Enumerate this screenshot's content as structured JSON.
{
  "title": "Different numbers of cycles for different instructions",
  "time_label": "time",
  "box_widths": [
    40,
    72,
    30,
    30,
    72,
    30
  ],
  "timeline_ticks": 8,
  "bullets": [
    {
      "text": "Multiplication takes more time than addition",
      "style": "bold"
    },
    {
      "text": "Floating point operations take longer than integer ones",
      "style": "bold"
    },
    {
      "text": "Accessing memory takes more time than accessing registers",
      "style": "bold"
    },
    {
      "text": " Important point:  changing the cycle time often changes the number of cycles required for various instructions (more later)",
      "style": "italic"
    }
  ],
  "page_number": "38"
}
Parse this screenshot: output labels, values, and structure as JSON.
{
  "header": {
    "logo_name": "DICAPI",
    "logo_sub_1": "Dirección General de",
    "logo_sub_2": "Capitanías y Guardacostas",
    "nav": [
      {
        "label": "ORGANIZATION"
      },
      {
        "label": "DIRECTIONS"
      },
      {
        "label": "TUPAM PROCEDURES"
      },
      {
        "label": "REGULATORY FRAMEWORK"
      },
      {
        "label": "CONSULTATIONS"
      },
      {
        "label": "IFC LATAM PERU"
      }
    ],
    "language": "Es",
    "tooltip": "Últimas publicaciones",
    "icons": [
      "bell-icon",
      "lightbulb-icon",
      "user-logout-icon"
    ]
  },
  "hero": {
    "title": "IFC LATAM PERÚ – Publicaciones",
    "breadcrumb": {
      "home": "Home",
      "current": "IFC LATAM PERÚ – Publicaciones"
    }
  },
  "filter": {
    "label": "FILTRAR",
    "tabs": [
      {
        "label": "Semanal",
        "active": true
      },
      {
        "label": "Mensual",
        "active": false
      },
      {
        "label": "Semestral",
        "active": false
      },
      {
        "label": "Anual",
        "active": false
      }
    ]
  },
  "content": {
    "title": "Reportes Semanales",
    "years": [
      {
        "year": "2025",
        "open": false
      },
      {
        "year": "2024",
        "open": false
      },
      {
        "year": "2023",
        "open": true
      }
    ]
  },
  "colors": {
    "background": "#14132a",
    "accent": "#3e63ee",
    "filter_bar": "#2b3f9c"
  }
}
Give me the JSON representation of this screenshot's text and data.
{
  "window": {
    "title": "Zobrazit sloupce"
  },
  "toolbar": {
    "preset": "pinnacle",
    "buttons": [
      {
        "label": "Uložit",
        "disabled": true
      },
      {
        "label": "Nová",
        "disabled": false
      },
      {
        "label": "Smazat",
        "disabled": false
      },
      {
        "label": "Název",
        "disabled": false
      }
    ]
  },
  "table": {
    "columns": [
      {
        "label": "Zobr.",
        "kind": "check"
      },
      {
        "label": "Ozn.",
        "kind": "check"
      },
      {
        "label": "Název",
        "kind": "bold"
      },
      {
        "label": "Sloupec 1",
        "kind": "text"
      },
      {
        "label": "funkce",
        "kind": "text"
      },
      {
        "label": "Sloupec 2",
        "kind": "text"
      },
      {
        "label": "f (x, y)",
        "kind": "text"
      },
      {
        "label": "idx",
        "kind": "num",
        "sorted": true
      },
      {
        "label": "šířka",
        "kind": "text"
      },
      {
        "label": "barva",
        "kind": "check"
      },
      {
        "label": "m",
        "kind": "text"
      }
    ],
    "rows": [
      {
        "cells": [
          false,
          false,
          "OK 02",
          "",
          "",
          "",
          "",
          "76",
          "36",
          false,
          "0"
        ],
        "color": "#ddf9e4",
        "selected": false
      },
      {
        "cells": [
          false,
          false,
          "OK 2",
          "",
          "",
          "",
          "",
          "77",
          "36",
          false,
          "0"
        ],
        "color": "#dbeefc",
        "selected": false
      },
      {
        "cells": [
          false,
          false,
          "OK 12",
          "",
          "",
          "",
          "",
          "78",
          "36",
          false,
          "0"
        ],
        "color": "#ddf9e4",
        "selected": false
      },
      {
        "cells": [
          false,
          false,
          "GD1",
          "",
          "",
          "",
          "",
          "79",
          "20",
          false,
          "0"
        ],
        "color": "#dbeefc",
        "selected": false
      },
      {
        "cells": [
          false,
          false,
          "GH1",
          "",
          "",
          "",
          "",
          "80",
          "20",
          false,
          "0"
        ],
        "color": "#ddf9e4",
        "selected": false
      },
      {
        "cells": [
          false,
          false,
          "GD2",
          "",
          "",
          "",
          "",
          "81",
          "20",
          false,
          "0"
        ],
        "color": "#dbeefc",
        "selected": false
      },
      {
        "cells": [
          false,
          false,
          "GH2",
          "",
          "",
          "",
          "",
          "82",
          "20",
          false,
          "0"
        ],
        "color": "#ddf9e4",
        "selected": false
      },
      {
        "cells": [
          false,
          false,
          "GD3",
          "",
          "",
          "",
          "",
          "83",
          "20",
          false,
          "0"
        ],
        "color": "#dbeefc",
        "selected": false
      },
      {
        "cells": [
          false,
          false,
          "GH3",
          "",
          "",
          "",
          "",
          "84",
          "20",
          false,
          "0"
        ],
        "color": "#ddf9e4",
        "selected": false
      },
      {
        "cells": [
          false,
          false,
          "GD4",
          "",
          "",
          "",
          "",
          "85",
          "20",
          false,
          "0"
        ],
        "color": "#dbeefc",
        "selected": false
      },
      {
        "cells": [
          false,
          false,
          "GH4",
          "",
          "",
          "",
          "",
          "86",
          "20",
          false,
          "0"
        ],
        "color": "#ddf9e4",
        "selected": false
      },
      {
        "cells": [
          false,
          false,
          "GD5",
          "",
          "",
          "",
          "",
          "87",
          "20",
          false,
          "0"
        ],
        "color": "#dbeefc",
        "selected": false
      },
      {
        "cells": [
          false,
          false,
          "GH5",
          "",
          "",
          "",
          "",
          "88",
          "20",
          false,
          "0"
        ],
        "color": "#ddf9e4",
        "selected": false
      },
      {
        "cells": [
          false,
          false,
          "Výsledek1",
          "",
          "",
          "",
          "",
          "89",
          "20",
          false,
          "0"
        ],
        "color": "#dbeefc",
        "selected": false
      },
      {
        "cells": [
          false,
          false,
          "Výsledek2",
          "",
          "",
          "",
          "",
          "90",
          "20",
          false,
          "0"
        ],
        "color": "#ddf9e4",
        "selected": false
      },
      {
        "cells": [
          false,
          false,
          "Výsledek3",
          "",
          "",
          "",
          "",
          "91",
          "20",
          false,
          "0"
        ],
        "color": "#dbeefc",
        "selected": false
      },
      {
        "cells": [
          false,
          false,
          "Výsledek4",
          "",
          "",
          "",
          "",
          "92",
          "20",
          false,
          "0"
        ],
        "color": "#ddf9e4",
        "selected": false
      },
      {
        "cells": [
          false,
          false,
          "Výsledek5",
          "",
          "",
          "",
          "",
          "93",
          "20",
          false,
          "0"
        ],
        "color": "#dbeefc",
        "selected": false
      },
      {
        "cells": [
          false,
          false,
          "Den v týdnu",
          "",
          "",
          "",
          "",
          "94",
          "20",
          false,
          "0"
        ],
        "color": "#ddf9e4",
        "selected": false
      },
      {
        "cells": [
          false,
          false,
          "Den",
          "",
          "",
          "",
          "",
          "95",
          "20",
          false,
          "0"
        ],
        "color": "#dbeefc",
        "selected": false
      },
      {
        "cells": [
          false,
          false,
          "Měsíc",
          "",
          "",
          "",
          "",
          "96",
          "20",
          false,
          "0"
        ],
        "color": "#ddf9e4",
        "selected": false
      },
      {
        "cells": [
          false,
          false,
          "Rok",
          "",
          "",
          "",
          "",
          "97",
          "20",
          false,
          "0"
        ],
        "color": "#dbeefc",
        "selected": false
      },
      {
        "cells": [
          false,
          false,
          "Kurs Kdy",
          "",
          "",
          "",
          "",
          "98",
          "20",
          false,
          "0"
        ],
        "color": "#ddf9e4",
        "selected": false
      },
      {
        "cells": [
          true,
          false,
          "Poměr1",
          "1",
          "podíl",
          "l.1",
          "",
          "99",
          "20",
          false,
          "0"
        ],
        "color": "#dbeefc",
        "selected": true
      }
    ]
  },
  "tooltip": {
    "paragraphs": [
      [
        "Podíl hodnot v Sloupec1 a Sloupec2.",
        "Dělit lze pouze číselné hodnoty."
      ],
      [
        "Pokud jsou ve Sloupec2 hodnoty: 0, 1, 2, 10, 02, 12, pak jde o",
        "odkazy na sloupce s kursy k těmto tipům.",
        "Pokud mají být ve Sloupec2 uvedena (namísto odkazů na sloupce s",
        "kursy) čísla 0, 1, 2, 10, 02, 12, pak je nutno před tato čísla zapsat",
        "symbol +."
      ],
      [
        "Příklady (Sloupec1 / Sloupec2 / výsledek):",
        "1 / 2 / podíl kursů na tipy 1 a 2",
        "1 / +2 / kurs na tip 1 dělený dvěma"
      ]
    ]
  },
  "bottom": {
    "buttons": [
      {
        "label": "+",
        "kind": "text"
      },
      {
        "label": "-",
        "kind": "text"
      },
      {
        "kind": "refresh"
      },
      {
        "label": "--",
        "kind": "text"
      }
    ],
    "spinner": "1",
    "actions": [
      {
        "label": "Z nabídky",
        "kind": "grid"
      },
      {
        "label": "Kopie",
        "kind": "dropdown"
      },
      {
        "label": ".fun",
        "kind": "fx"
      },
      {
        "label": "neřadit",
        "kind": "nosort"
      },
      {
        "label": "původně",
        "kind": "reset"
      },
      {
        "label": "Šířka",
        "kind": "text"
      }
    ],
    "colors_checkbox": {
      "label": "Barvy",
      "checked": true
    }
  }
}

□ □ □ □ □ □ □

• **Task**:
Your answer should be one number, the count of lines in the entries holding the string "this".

• **Response area**:
3